'Hezbollah plans to strike Israel on Judgment Day': Israeli media
The Israeli Walla website indicates in a report that Hezbollah's military strength was not damaged but has grown in recent years.
Israeli Walla website speculated that the Hassan drone, which hovered over occupied Palestine on Friday departing from Lebanon, is part of a "secret plan by Hezbollah and Iran" to build an air force composed of a wide range of unmanned aerial vehicles (UAV) that will be used on what Walla described as "Judgment Day" against sensitive sites across "Israel and cause damage."
Walla continued to say that such a plan has the potential to damage the "superiority of the Israeli Air Force."
The website quoted a report by the Israeli Alma Institute - Educational Research Center for Security Challenges, saying that "Hezbollah's unmanned aerial vehicles [arsenal] includes 2,000 items." It adds that the Lebanese party "has dozens of skimmers [quadcopters] made in China, some of which are used for photography and intelligence gathering missions and some for attack missions."
According to Israeli security sources quoted by Walla, Hezbollah's power-building relies not only on funding but on the accumulated knowledge of the Iranian defense industries.
The security sources in question refused to comment about what Hezbollah Secretary-General Sayyed Hassan Nasrallah revealed the other day about the Lebanese party's ability to manufacture drones on Lebanese soil.
According to a report by the Alma Institute, Hezbollah's prominent UAVs, namely Ayyoub, were inspired by the Israeli Hermes 450 UAV that fell in Beirut in 2006. The report continues saying another UAV is Mirsad 2 which is based on the Iranian Mujahr UAV. Another drone that the report talked about is Hezbollah's Ababil, a drone unveiled in 2006 and has since undergone advanced upgrades and models, while Rami 1 is a replica of the Iranian Raed 1.
The head of the research department of the Alma Center, Tal Barry, spoke to Walla about the building of Hezbollah's strength and the strategy of Hezbollah's Secretary-General Sayyed Hassan Nasrallah. He said, "Hezbollah's military force building has not been damaged in recent years but has only intensified," adding, "We understand that the last decade can be put under the heading of Hezbollah's effort to increase the supply of advanced conventional weapons in the field of UAVs, air defense, precision missiles, and so on."

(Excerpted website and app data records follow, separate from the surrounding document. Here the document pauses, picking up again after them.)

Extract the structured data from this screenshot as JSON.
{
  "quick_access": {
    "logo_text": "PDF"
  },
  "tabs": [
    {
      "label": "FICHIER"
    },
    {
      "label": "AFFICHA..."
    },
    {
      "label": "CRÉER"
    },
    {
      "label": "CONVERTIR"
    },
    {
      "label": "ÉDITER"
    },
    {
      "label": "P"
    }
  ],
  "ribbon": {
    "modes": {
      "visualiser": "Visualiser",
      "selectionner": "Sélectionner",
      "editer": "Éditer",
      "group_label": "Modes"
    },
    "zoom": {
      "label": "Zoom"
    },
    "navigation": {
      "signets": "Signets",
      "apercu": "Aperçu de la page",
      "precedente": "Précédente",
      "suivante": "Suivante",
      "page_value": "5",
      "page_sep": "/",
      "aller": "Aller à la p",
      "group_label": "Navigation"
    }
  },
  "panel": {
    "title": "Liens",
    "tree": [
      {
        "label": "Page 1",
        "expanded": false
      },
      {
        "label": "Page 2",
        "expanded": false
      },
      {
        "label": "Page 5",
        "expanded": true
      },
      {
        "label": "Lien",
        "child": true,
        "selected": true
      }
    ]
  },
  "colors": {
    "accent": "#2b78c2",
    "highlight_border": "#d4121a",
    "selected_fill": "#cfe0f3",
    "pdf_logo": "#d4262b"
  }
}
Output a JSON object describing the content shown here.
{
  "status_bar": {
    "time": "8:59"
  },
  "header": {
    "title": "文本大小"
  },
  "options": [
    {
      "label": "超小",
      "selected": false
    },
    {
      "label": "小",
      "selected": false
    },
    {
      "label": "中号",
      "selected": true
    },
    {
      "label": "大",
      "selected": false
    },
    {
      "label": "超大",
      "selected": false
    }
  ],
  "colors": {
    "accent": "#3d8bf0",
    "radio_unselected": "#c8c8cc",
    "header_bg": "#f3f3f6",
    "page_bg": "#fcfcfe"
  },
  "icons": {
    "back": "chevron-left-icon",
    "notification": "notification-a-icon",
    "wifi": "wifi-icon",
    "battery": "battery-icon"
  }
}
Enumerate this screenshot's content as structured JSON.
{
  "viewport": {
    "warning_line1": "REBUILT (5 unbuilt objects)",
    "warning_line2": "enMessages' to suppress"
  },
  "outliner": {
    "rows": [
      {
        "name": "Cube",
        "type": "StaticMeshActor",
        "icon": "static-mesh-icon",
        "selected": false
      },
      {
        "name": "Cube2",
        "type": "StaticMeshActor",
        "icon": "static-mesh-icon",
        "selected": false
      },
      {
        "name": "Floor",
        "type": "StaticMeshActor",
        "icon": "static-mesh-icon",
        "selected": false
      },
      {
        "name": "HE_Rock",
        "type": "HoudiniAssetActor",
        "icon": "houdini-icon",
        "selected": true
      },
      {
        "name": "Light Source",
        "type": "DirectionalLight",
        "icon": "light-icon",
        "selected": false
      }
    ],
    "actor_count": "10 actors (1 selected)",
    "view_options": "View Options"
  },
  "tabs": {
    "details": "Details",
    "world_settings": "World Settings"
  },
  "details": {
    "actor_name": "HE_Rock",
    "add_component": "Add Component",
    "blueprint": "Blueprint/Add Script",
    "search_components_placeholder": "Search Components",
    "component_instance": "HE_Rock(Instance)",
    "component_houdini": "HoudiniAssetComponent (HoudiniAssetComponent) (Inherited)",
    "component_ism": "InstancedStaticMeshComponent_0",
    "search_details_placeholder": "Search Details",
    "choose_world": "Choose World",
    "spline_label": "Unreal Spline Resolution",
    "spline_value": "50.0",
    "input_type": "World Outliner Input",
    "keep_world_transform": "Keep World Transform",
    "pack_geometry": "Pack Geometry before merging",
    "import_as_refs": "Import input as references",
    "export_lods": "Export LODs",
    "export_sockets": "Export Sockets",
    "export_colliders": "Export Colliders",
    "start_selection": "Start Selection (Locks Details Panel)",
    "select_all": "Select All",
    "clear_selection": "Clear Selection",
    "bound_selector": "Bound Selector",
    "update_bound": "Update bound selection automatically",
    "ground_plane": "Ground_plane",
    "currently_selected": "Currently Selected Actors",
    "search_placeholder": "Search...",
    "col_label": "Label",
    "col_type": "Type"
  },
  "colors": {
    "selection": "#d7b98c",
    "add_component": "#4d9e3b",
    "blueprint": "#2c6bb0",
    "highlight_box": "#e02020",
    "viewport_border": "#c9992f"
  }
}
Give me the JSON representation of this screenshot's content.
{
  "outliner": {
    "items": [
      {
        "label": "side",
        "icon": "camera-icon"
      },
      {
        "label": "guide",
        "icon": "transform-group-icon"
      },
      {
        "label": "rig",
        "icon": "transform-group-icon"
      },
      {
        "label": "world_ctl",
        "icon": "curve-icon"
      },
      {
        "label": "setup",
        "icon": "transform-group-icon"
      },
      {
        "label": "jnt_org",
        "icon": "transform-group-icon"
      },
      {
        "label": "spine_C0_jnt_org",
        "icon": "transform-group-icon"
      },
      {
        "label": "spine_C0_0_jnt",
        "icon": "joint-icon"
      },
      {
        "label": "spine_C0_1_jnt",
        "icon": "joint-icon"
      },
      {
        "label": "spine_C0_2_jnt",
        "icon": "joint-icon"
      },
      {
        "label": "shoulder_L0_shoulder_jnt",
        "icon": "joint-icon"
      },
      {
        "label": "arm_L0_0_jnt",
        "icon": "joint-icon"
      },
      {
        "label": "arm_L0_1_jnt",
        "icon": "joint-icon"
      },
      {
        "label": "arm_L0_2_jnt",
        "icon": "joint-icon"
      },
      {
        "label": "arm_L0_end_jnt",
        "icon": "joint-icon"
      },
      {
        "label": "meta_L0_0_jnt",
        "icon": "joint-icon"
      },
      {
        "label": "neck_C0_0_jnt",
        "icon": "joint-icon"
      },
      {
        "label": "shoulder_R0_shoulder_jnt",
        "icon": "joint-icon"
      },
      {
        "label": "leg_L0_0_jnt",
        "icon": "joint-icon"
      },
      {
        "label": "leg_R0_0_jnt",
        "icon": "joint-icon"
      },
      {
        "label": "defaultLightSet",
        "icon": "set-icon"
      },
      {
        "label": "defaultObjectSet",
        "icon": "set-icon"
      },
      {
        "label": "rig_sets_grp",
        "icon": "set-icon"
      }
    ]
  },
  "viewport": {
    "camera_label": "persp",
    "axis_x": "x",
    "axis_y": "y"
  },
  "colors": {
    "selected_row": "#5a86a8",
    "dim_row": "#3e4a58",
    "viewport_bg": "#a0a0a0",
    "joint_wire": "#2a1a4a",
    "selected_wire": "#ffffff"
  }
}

Hezbollah: Hassan UAV flew 70 km into occupied Palestine over 40 minutes
The Israeli Army Radio had announced that Hezbollah's drone entered Israeli airspace at 11:50, where it was immediately identified. After a few minutes, it disappeared from the radar, and its location remained unknown for two hours.
Israeli KAN Arab affairs correspondent said had the supersonic booms in the Beirut skies as a result of the Israeli fighter jets' actions been the "reaction" to Hezbollah's UAV, then a problematic equation was created there [for the Israeli occupation].
The Calcalist suggested that Hezbollah wanted to embarrass the Israeli occupation through the drone.
The newspaper "Yediot Aharonot" also said that the penetration of the Israeli airspace caused panic in the north after Israeli warplanes and helicopters rushed towards it, the Iron Dome was activated, and two sirens were heard in the area.
On Friday, the Islamic Resistance in Lebanon announced the launch of the "Hassan" drone inside the occupied Palestinian territories.
The Islamic Resistance in Lebanon announced Friday the launch of the UAV Hassan into the occupied Palestinian territories.
The resistance reported that the UAV went on a recon mission that lasted for 40 minutes and covered 70 km in occupied Palestine, adding that it returned "unharmed despite the Israeli occupation's repeated attempts to down it."
Hezbollah's secretary-general, Hassan Nasrallah has recently stated that "the Resistance has acquired the ability to convert thousands of missiles into precision-strike missiles," without the need to import them from the Islamic Republic of Iran.